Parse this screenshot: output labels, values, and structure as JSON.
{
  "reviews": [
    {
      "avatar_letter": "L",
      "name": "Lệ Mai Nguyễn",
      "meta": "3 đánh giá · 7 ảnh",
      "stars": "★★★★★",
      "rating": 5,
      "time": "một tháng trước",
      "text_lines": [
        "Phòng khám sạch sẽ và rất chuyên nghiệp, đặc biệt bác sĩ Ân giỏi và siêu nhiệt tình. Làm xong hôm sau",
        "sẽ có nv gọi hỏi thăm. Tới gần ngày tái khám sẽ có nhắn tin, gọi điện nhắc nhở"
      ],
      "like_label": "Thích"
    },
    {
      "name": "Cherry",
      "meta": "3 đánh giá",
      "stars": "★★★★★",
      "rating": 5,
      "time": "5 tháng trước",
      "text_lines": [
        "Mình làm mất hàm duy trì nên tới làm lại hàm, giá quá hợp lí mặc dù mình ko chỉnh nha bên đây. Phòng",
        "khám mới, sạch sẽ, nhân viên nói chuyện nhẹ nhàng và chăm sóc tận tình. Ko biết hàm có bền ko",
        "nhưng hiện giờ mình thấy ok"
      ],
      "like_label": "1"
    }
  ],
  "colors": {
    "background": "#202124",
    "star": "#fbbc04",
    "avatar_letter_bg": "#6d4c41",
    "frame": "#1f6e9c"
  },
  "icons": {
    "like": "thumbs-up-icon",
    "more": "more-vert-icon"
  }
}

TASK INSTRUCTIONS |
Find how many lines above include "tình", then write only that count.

FINAL ANSWER |
2